• [Input material]
___
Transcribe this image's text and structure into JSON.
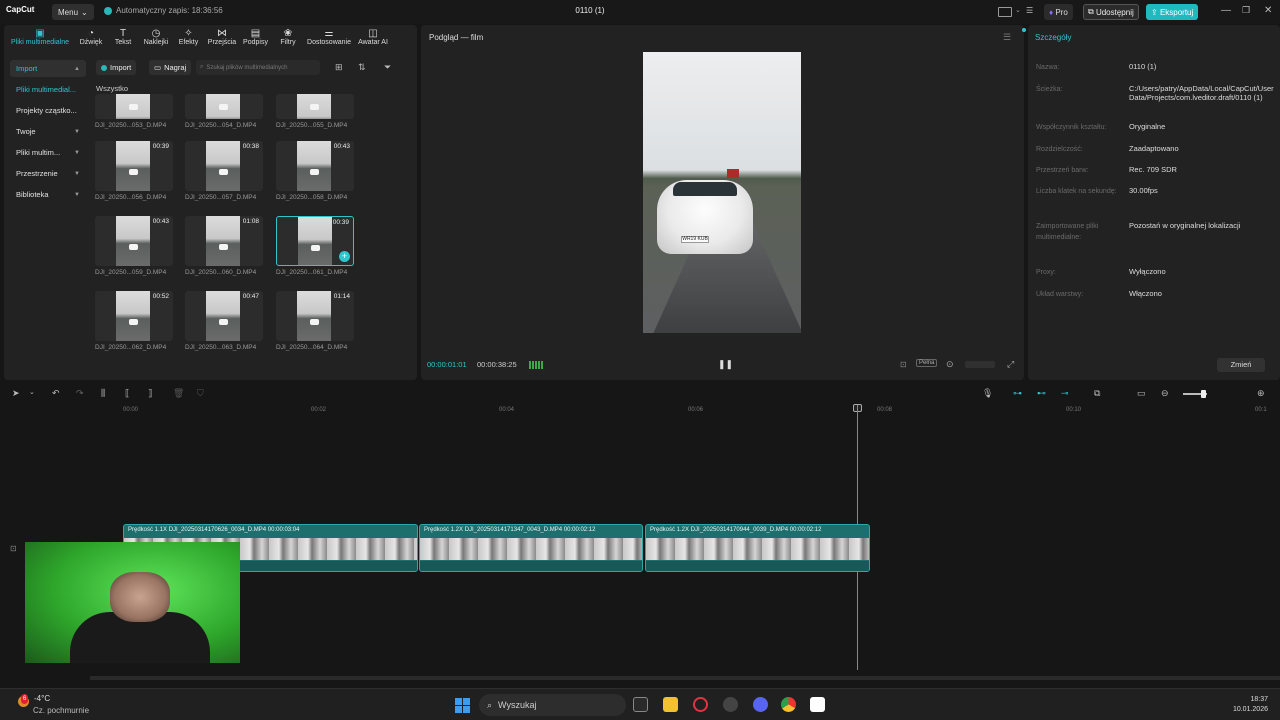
{
  "titlebar": {
    "app_name": "CapCut",
    "menu_label": "Menu",
    "autosave": "Automatyczny zapis: 18:36:56",
    "project_title": "0110 (1)",
    "pro_label": "Pro",
    "share_label": "Udostępnij",
    "export_label": "Eksportuj",
    "accent_color": "#1fb9c0"
  },
  "toolbar": {
    "tabs": [
      {
        "label": "Pliki multimedialne",
        "icon": "media-icon"
      },
      {
        "label": "Dźwięk",
        "icon": "audio-icon"
      },
      {
        "label": "Tekst",
        "icon": "text-icon"
      },
      {
        "label": "Naklejki",
        "icon": "sticker-icon"
      },
      {
        "label": "Efekty",
        "icon": "effects-icon"
      },
      {
        "label": "Przejścia",
        "icon": "transitions-icon"
      },
      {
        "label": "Podpisy",
        "icon": "captions-icon"
      },
      {
        "label": "Filtry",
        "icon": "filters-icon"
      },
      {
        "label": "Dostosowanie",
        "icon": "adjust-icon"
      },
      {
        "label": "Awatar AI",
        "icon": "avatar-icon"
      }
    ]
  },
  "sidebar": {
    "items": [
      {
        "label": "Import"
      },
      {
        "label": "Pliki multimedial..."
      },
      {
        "label": "Projekty cząstko..."
      },
      {
        "label": "Twoje"
      },
      {
        "label": "Pliki multim..."
      },
      {
        "label": "Przestrzenie"
      },
      {
        "label": "Biblioteka"
      }
    ]
  },
  "media": {
    "import_label": "Import",
    "record_label": "Nagraj",
    "search_placeholder": "Szukaj plików multimedialnych",
    "section_label": "Wszystko",
    "items": [
      {
        "name": "DJI_20250...053_D.MP4",
        "duration": ""
      },
      {
        "name": "DJI_20250...054_D.MP4",
        "duration": ""
      },
      {
        "name": "DJI_20250...055_D.MP4",
        "duration": ""
      },
      {
        "name": "DJI_20250...056_D.MP4",
        "duration": "00:39"
      },
      {
        "name": "DJI_20250...057_D.MP4",
        "duration": "00:38"
      },
      {
        "name": "DJI_20250...058_D.MP4",
        "duration": "00:43"
      },
      {
        "name": "DJI_20250...059_D.MP4",
        "duration": "00:43"
      },
      {
        "name": "DJI_20250...060_D.MP4",
        "duration": "01:08"
      },
      {
        "name": "DJI_20250...061_D.MP4",
        "duration": "00:39"
      },
      {
        "name": "DJI_20250...062_D.MP4",
        "duration": "00:52"
      },
      {
        "name": "DJI_20250...063_D.MP4",
        "duration": "00:47"
      },
      {
        "name": "DJI_20250...064_D.MP4",
        "duration": "01:14"
      }
    ]
  },
  "preview": {
    "title": "Podgląd — film",
    "plate": "WR19 KUB",
    "time_current": "00:00:01:01",
    "time_total": "00:00:38:25",
    "fullscreen_label": "Pełna"
  },
  "details": {
    "title": "Szczegóły",
    "rows": [
      {
        "label": "Nazwa:",
        "value": "0110 (1)"
      },
      {
        "label": "Ścieżka:",
        "value": "C:/Users/patry/AppData/Local/CapCut/User Data/Projects/com.lveditor.draft/0110 (1)"
      },
      {
        "label": "Współczynnik kształtu:",
        "value": "Oryginalne"
      },
      {
        "label": "Rozdzielczość:",
        "value": "Zaadaptowano"
      },
      {
        "label": "Przestrzeń barw:",
        "value": "Rec. 709 SDR"
      },
      {
        "label": "Liczba klatek na sekundę:",
        "value": "30.00fps"
      },
      {
        "label": "Zaimportowane pliki multimedialne:",
        "value": "Pozostań w oryginalnej lokalizacji"
      },
      {
        "label": "Proxy:",
        "value": "Wyłączono"
      },
      {
        "label": "Układ warstwy:",
        "value": "Włączono"
      }
    ],
    "change_label": "Zmień"
  },
  "timeline": {
    "ticks": [
      "00:00",
      "00:02",
      "00:04",
      "00:06",
      "00:08",
      "00:10",
      "00:1"
    ],
    "clips": [
      {
        "label": "Prędkość 1.1X   DJI_20250314170626_0034_D.MP4   00:00:03:04"
      },
      {
        "label": "Prędkość 1.2X   DJI_20250314171347_0043_D.MP4   00:00:02:12"
      },
      {
        "label": "Prędkość 1.2X   DJI_20250314170944_0039_D.MP4   00:00:02:12"
      }
    ],
    "clip_color": "#1d6f6d"
  },
  "taskbar": {
    "temperature": "-4°C",
    "weather": "Cz. pochmurnie",
    "weather_badge": "6",
    "search_label": "Wyszukaj",
    "time": "18:37",
    "date": "10.01.2026"
  }
}
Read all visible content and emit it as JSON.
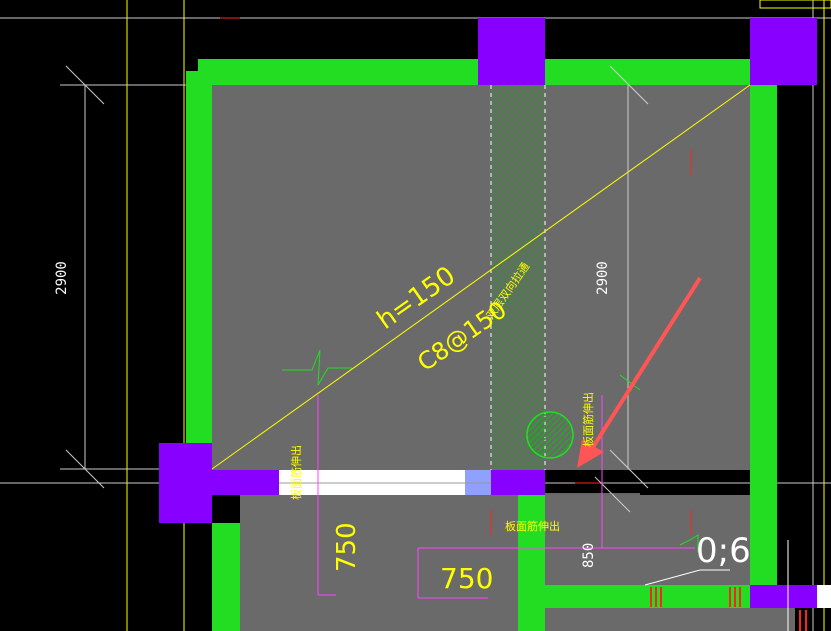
{
  "drawing": {
    "dimensions": {
      "left_vertical": "2900",
      "right_vertical": "2900",
      "lower_left": "750",
      "lower_mid": "750",
      "lower_right": "850"
    },
    "slab": {
      "thickness": "h=150",
      "rebar": "C8@150",
      "rebar_note": "双层双向拉通"
    },
    "notes": {
      "edge_rebar_left": "板面筋伸出",
      "edge_rebar_right": "板面筋伸出",
      "edge_rebar_bottom": "板面筋伸出"
    },
    "coordinate_readout": "0;6",
    "colors": {
      "wall": "#22dd22",
      "column": "#8800ff",
      "slab": "#6a6a6a",
      "annotation": "#ffff00",
      "arrow": "#ff5555",
      "grid": "#cccccc"
    }
  }
}
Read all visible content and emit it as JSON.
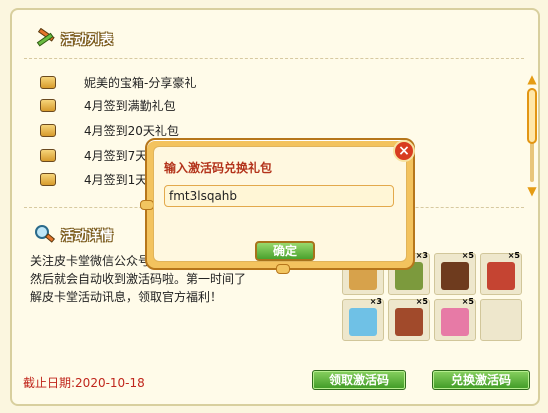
{
  "sections": {
    "activity_list_title": "活动列表",
    "activity_detail_title": "活动详情"
  },
  "activities": [
    {
      "label": "妮美的宝箱-分享豪礼",
      "icon": "gift-box-icon"
    },
    {
      "label": "4月签到满勤礼包",
      "icon": "calendar-icon"
    },
    {
      "label": "4月签到20天礼包",
      "icon": "gift-box-icon"
    },
    {
      "label": "4月签到7天礼包",
      "icon": "gift-box-icon"
    },
    {
      "label": "4月签到1天礼包",
      "icon": "gift-box-icon"
    }
  ],
  "description": "关注皮卡堂微信公众号，\n然后就会自动收到激活码啦。第一时间了\n解皮卡堂活动讯息，领取官方福利！",
  "rewards": [
    {
      "name": "item-1",
      "count": "",
      "color": "#d7a24b"
    },
    {
      "name": "item-2",
      "count": "×3",
      "color": "#7c9a3d"
    },
    {
      "name": "item-3",
      "count": "×5",
      "color": "#6e3b1e"
    },
    {
      "name": "item-4",
      "count": "×5",
      "color": "#c54432"
    },
    {
      "name": "item-5",
      "count": "×3",
      "color": "#6fc1e6"
    },
    {
      "name": "item-6",
      "count": "×5",
      "color": "#a14a2b"
    },
    {
      "name": "item-7",
      "count": "×5",
      "color": "#e77aa6"
    },
    {
      "name": "item-8",
      "count": "",
      "color": ""
    }
  ],
  "deadline": "截止日期:2020-10-18",
  "buttons": {
    "claim": "领取激活码",
    "redeem": "兑换激活码"
  },
  "dialog": {
    "title": "输入激活码兑换礼包",
    "input_value": "fmt3lsqahb",
    "ok": "确定"
  },
  "colors": {
    "accent_orange": "#e59c14",
    "button_green": "#4aa22e",
    "deadline_red": "#c0261c"
  }
}
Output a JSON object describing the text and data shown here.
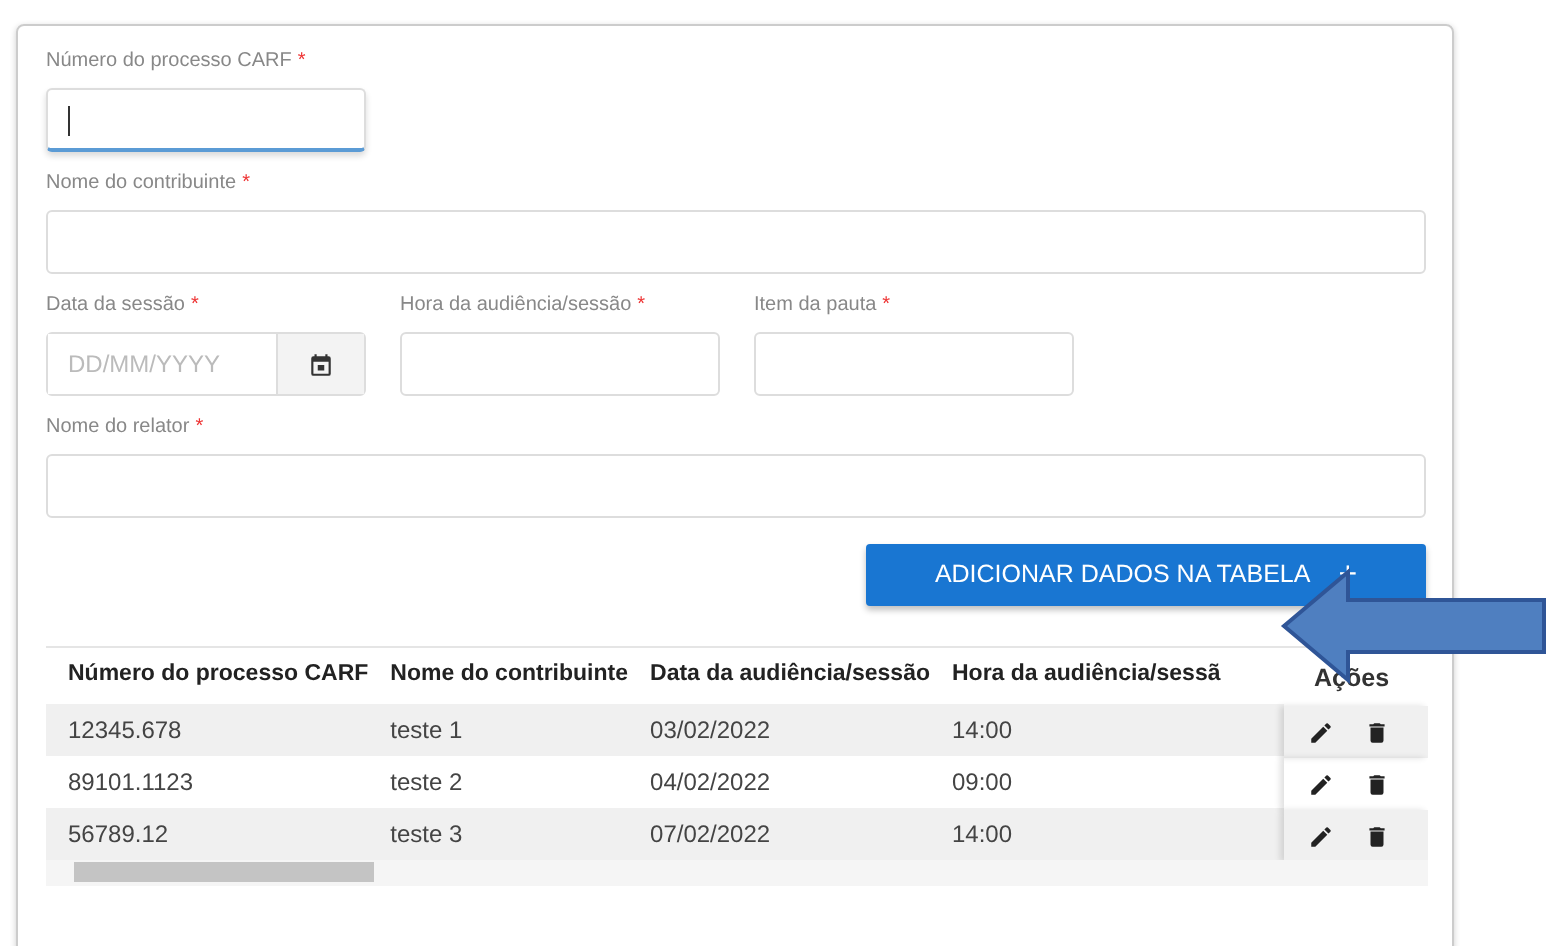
{
  "form": {
    "rows": [
      [
        {
          "label": "Número do processo CARF",
          "required_mark": "*",
          "kind": "text",
          "focused": true
        }
      ],
      [
        {
          "label": "Nome do contribuinte",
          "required_mark": "*",
          "kind": "text",
          "focused": false
        }
      ],
      [
        {
          "label": "Data da sessão",
          "required_mark": "*",
          "kind": "date",
          "placeholder": "DD/MM/YYYY",
          "focused": false
        },
        {
          "label": "Hora da audiência/sessão",
          "required_mark": "*",
          "kind": "text",
          "focused": false
        },
        {
          "label": "Item da pauta",
          "required_mark": "*",
          "kind": "text",
          "focused": false
        }
      ],
      [
        {
          "label": "Nome do relator",
          "required_mark": "*",
          "kind": "text",
          "focused": false
        }
      ]
    ],
    "add_button": {
      "label": "ADICIONAR DADOS NA TABELA",
      "icon": "+"
    }
  },
  "table": {
    "columns": [
      "Número do processo CARF",
      "Nome do contribuinte",
      "Data da audiência/sessão",
      "Hora da audiência/sessã",
      "Ações"
    ],
    "rows": [
      {
        "cells": [
          "12345.678",
          "teste 1",
          "03/02/2022",
          "14:00"
        ]
      },
      {
        "cells": [
          "89101.1123",
          "teste 2",
          "04/02/2022",
          "09:00"
        ]
      },
      {
        "cells": [
          "56789.12",
          "teste 3",
          "07/02/2022",
          "14:00"
        ]
      }
    ]
  },
  "annotation": {
    "kind": "arrow"
  }
}
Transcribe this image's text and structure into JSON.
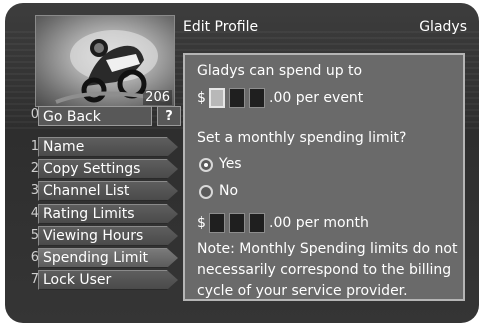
{
  "header": {
    "title": "Edit Profile",
    "user": "Gladys"
  },
  "preview": {
    "channel": "206",
    "icon": "motorcycle-racer-photo"
  },
  "goback": {
    "number": "0",
    "label": "Go Back",
    "help": "?"
  },
  "menu": [
    {
      "number": "1",
      "label": "Name"
    },
    {
      "number": "2",
      "label": "Copy Settings"
    },
    {
      "number": "3",
      "label": "Channel List"
    },
    {
      "number": "4",
      "label": "Rating Limits"
    },
    {
      "number": "5",
      "label": "Viewing Hours"
    },
    {
      "number": "6",
      "label": "Spending Limit"
    },
    {
      "number": "7",
      "label": "Lock User"
    }
  ],
  "panel": {
    "spend_prompt": "Gladys can spend up to",
    "currency": "$",
    "event_suffix": ".00 per event",
    "monthly_question": "Set a monthly spending limit?",
    "option_yes": "Yes",
    "option_no": "No",
    "month_suffix": ".00 per month",
    "note": "Note: Monthly Spending limits do not necessarily correspond to the billing cycle of your service provider."
  },
  "colors": {
    "panel": "#6a6a6a",
    "border": "#b5b5b5",
    "background": "#333333"
  }
}
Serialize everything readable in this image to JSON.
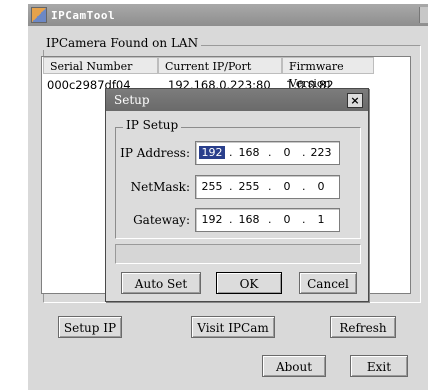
{
  "window": {
    "title": "IPCamTool",
    "group_title": "IPCamera Found on LAN",
    "columns": [
      "Serial Number",
      "Current IP/Port",
      "Firmware Version"
    ],
    "rows": [
      {
        "serial": "000c2987df04",
        "ip_port": "192.168.0.223:80",
        "firmware": "1.0.0.82"
      }
    ],
    "buttons": {
      "setup_ip": "Setup IP",
      "visit_ipcam": "Visit IPCam",
      "refresh": "Refresh",
      "about": "About",
      "exit": "Exit"
    }
  },
  "dialog": {
    "title": "Setup",
    "close": "×",
    "group_title": "IP Setup",
    "fields": {
      "ip_address": {
        "label": "IP Address:",
        "octets": [
          "192",
          "168",
          "0",
          "223"
        ]
      },
      "net_mask": {
        "label": "NetMask:",
        "octets": [
          "255",
          "255",
          "0",
          "0"
        ]
      },
      "gateway": {
        "label": "Gateway:",
        "octets": [
          "192",
          "168",
          "0",
          "1"
        ]
      }
    },
    "buttons": {
      "auto_set": "Auto Set",
      "ok": "OK",
      "cancel": "Cancel"
    }
  }
}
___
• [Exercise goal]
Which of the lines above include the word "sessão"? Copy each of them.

• [Written solution]
          "label": "Data da sessão",
          "label": "Hora da audiência/sessão",
      "Data da audiência/sessão",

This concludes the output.